:: Your task ::
Please print each record exactly, omitting none of them.

[Data about app and page elements]
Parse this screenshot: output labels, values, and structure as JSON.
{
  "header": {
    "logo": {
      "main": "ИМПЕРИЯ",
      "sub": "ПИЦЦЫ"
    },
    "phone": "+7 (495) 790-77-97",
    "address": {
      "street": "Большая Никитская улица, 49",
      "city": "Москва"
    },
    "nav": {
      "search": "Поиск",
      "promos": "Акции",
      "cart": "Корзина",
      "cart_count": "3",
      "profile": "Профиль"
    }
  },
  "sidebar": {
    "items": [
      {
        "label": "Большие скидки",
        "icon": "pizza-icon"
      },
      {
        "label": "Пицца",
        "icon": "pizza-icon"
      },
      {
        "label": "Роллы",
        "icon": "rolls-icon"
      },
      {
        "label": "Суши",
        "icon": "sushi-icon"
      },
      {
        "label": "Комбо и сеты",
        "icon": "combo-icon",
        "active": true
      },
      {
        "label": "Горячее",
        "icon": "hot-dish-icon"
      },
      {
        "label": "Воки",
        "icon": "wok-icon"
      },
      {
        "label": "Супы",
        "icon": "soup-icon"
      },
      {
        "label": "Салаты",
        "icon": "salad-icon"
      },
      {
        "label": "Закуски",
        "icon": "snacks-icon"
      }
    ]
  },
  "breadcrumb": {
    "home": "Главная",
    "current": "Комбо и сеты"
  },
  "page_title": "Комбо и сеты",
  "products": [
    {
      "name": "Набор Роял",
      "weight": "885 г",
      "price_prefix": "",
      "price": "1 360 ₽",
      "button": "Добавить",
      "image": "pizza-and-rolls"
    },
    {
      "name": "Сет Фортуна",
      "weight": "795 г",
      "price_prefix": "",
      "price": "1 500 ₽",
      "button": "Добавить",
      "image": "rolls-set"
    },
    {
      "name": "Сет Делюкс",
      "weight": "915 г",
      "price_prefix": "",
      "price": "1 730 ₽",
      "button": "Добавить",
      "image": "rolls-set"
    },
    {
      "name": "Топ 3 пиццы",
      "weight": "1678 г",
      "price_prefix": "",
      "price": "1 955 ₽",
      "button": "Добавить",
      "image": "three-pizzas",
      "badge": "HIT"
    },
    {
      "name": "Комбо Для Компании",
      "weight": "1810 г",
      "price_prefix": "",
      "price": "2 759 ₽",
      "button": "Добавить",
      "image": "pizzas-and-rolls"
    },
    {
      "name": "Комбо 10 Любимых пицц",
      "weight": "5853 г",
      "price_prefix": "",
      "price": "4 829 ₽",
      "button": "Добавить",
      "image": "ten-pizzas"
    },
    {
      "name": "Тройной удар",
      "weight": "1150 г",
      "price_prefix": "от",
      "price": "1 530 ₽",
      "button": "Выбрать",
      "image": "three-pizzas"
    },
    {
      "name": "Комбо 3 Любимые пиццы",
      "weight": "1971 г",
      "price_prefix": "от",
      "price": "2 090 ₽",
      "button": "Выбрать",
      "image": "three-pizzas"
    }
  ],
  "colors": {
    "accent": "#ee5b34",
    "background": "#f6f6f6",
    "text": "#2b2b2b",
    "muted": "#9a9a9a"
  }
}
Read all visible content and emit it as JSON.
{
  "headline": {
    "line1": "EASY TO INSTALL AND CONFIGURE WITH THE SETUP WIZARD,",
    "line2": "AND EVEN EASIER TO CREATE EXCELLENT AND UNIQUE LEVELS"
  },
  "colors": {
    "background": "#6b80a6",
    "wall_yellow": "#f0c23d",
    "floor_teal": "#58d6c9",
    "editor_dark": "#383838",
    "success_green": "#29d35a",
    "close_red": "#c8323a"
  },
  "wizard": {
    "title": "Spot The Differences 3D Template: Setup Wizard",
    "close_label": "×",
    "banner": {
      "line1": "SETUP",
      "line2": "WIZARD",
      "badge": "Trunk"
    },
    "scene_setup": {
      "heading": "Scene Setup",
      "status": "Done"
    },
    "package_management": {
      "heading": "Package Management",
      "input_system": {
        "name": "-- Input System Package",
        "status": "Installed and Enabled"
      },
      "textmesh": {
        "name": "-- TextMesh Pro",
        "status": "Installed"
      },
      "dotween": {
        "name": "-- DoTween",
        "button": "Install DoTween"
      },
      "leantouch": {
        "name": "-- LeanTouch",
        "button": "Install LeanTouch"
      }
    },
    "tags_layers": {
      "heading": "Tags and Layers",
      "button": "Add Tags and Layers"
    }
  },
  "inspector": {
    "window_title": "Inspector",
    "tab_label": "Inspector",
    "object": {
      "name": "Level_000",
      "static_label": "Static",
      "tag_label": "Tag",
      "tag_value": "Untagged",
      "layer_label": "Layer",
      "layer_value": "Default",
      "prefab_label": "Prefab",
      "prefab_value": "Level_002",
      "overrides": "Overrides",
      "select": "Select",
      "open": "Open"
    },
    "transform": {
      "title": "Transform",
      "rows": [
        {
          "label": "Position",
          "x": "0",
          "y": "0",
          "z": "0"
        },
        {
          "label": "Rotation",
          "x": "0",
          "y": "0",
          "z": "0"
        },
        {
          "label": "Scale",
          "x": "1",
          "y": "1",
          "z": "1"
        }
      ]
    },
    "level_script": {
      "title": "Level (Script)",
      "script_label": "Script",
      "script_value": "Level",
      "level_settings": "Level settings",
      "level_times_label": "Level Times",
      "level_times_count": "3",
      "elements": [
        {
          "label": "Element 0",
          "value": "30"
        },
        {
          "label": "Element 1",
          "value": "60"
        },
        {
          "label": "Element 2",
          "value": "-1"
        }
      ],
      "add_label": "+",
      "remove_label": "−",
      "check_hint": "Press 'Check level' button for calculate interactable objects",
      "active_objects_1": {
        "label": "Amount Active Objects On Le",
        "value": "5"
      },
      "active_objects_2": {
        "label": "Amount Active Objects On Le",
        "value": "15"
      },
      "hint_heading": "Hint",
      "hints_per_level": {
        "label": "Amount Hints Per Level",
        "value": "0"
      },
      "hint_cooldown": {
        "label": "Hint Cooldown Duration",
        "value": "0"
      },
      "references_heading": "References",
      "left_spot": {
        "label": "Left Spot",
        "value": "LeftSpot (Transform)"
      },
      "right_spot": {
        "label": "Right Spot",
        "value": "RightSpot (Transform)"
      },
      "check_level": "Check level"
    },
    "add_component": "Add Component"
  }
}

:: Task result ::
Parse this screenshot: output labels, values, and structure as JSON.
{
  "header": {
    "logo": {
      "main": "ИМПЕРИЯ",
      "sub": "ПИЦЦЫ"
    },
    "phone": "+7 (495) 790-77-97",
    "address": {
      "street": "Большая Никитская улица, 49",
      "city": "Москва"
    },
    "nav": {
      "search": "Поиск",
      "promos": "Акции",
      "cart": "Корзина",
      "cart_count": "3",
      "profile": "Профиль"
    }
  },
  "sidebar": {
    "items": [
      {
        "label": "Большие скидки",
        "icon": "pizza-icon"
      },
      {
        "label": "Пицца",
        "icon": "pizza-icon"
      },
      {
        "label": "Роллы",
        "icon": "rolls-icon"
      },
      {
        "label": "Суши",
        "icon": "sushi-icon"
      },
      {
        "label": "Комбо и сеты",
        "icon": "combo-icon",
        "active": true
      },
      {
        "label": "Горячее",
        "icon": "hot-dish-icon"
      },
      {
        "label": "Воки",
        "icon": "wok-icon"
      },
      {
        "label": "Супы",
        "icon": "soup-icon"
      },
      {
        "label": "Салаты",
        "icon": "salad-icon"
      },
      {
        "label": "Закуски",
        "icon": "snacks-icon"
      }
    ]
  },
  "breadcrumb": {
    "home": "Главная",
    "current": "Комбо и сеты"
  },
  "page_title": "Комбо и сеты",
  "products": [
    {
      "name": "Набор Роял",
      "weight": "885 г",
      "price_prefix": "",
      "price": "1 360 ₽",
      "button": "Добавить",
      "image": "pizza-and-rolls"
    },
    {
      "name": "Сет Фортуна",
      "weight": "795 г",
      "price_prefix": "",
      "price": "1 500 ₽",
      "button": "Добавить",
      "image": "rolls-set"
    },
    {
      "name": "Сет Делюкс",
      "weight": "915 г",
      "price_prefix": "",
      "price": "1 730 ₽",
      "button": "Добавить",
      "image": "rolls-set"
    },
    {
      "name": "Топ 3 пиццы",
      "weight": "1678 г",
      "price_prefix": "",
      "price": "1 955 ₽",
      "button": "Добавить",
      "image": "three-pizzas",
      "badge": "HIT"
    },
    {
      "name": "Комбо Для Компании",
      "weight": "1810 г",
      "price_prefix": "",
      "price": "2 759 ₽",
      "button": "Добавить",
      "image": "pizzas-and-rolls"
    },
    {
      "name": "Комбо 10 Любимых пицц",
      "weight": "5853 г",
      "price_prefix": "",
      "price": "4 829 ₽",
      "button": "Добавить",
      "image": "ten-pizzas"
    },
    {
      "name": "Тройной удар",
      "weight": "1150 г",
      "price_prefix": "от",
      "price": "1 530 ₽",
      "button": "Выбрать",
      "image": "three-pizzas"
    },
    {
      "name": "Комбо 3 Любимые пиццы",
      "weight": "1971 г",
      "price_prefix": "от",
      "price": "2 090 ₽",
      "button": "Выбрать",
      "image": "three-pizzas"
    }
  ],
  "colors": {
    "accent": "#ee5b34",
    "background": "#f6f6f6",
    "text": "#2b2b2b",
    "muted": "#9a9a9a"
  }
}
Read all visible content and emit it as JSON.
{
  "headline": {
    "line1": "EASY TO INSTALL AND CONFIGURE WITH THE SETUP WIZARD,",
    "line2": "AND EVEN EASIER TO CREATE EXCELLENT AND UNIQUE LEVELS"
  },
  "colors": {
    "background": "#6b80a6",
    "wall_yellow": "#f0c23d",
    "floor_teal": "#58d6c9",
    "editor_dark": "#383838",
    "success_green": "#29d35a",
    "close_red": "#c8323a"
  },
  "wizard": {
    "title": "Spot The Differences 3D Template: Setup Wizard",
    "close_label": "×",
    "banner": {
      "line1": "SETUP",
      "line2": "WIZARD",
      "badge": "Trunk"
    },
    "scene_setup": {
      "heading": "Scene Setup",
      "status": "Done"
    },
    "package_management": {
      "heading": "Package Management",
      "input_system": {
        "name": "-- Input System Package",
        "status": "Installed and Enabled"
      },
      "textmesh": {
        "name": "-- TextMesh Pro",
        "status": "Installed"
      },
      "dotween": {
        "name": "-- DoTween",
        "button": "Install DoTween"
      },
      "leantouch": {
        "name": "-- LeanTouch",
        "button": "Install LeanTouch"
      }
    },
    "tags_layers": {
      "heading": "Tags and Layers",
      "button": "Add Tags and Layers"
    }
  },
  "inspector": {
    "window_title": "Inspector",
    "tab_label": "Inspector",
    "object": {
      "name": "Level_000",
      "static_label": "Static",
      "tag_label": "Tag",
      "tag_value": "Untagged",
      "layer_label": "Layer",
      "layer_value": "Default",
      "prefab_label": "Prefab",
      "prefab_value": "Level_002",
      "overrides": "Overrides",
      "select": "Select",
      "open": "Open"
    },
    "transform": {
      "title": "Transform",
      "rows": [
        {
          "label": "Position",
          "x": "0",
          "y": "0",
          "z": "0"
        },
        {
          "label": "Rotation",
          "x": "0",
          "y": "0",
          "z": "0"
        },
        {
          "label": "Scale",
          "x": "1",
          "y": "1",
          "z": "1"
        }
      ]
    },
    "level_script": {
      "title": "Level (Script)",
      "script_label": "Script",
      "script_value": "Level",
      "level_settings": "Level settings",
      "level_times_label": "Level Times",
      "level_times_count": "3",
      "elements": [
        {
          "label": "Element 0",
          "value": "30"
        },
        {
          "label": "Element 1",
          "value": "60"
        },
        {
          "label": "Element 2",
          "value": "-1"
        }
      ],
      "add_label": "+",
      "remove_label": "−",
      "check_hint": "Press 'Check level' button for calculate interactable objects",
      "active_objects_1": {
        "label": "Amount Active Objects On Le",
        "value": "5"
      },
      "active_objects_2": {
        "label": "Amount Active Objects On Le",
        "value": "15"
      },
      "hint_heading": "Hint",
      "hints_per_level": {
        "label": "Amount Hints Per Level",
        "value": "0"
      },
      "hint_cooldown": {
        "label": "Hint Cooldown Duration",
        "value": "0"
      },
      "references_heading": "References",
      "left_spot": {
        "label": "Left Spot",
        "value": "LeftSpot (Transform)"
      },
      "right_spot": {
        "label": "Right Spot",
        "value": "RightSpot (Transform)"
      },
      "check_level": "Check level"
    },
    "add_component": "Add Component"
  }
}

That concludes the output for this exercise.